IDPs organize peace and reconciliation forum in Malakal
16 February 2015 - The top UNMISS official in Upper Nile today commended internally displaced people (IDPs) living on the mission’s base for organizing their first peace and reconciliation forum.
“This is a sign of collective efforts from all of you (and)… it is good that you (decided) to solve your issues smoothly through dialogue,” said Upper Nile State Coordinator Deborah Schein.
Ms. Schein was speaking at the end of a two-day conference organized by the IDPs Peace and Security Council in partnership with UNMISS under the theme, “Peace from within”.
Over 400 displaced people, including religious leaders, elders, youth and women from different tribes attended the conference. The forum, the first organized by IDPs themselves, was one of a series of events following fighting along tribal lines in the protection site in October 2014.
“Seeing you all together means there is hope for the future,” said Ms. Schein. “… (Although) people are very diverse, strong and independent; and have a wide range of opinions and views, they should able to live together in peace and security.”
Peace and Security Council Chairperson Matthew Chuol thanked UNMISS for standing by them during the ongoing crisis and urged IDPs to unite in peace and embrace reconciliation. ““Peace is the only way for us to survive,” he said.
Women representatives voiced the need for peace in strong terms.
“We are tired of fighting. This is why we are here sheltering at UNMISS,” said Achol Nyibong, a female participant. “We should give peace a chance in our protection site and we should ignore instigators of confusion among us.”
Many participants blamed youth in the protection site for criminal activities leading to misunderstanding between communities.

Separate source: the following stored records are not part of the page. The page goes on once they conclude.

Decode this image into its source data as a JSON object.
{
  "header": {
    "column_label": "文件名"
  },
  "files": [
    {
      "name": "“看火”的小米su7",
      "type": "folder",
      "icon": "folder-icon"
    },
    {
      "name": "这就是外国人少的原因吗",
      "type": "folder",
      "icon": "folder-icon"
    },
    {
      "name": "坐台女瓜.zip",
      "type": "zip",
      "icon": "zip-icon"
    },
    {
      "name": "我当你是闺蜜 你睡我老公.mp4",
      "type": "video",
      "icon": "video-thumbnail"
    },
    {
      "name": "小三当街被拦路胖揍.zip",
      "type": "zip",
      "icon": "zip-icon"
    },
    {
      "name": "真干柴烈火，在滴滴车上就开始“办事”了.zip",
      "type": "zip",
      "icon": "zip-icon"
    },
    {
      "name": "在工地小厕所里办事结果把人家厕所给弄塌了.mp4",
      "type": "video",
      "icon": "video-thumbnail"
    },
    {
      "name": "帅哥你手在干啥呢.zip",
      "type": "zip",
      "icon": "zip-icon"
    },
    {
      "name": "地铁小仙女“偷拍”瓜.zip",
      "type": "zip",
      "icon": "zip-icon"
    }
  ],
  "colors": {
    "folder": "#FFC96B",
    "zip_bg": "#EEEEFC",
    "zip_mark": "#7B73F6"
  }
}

“We acknowledge our mistake as youth by blindly following the wrong advice from our leaders in most cases,” said Sabino Adwok, a youth representative. “From today, we will pursue peace between us as much as we can.”
Participants recommended the promotion of cultural rules of Upper Nile communities, more balanced gender representation within the Peace and Security Council and more forums, especially for youth and women, focusing on gender-based violence as well as peace and reconciliation.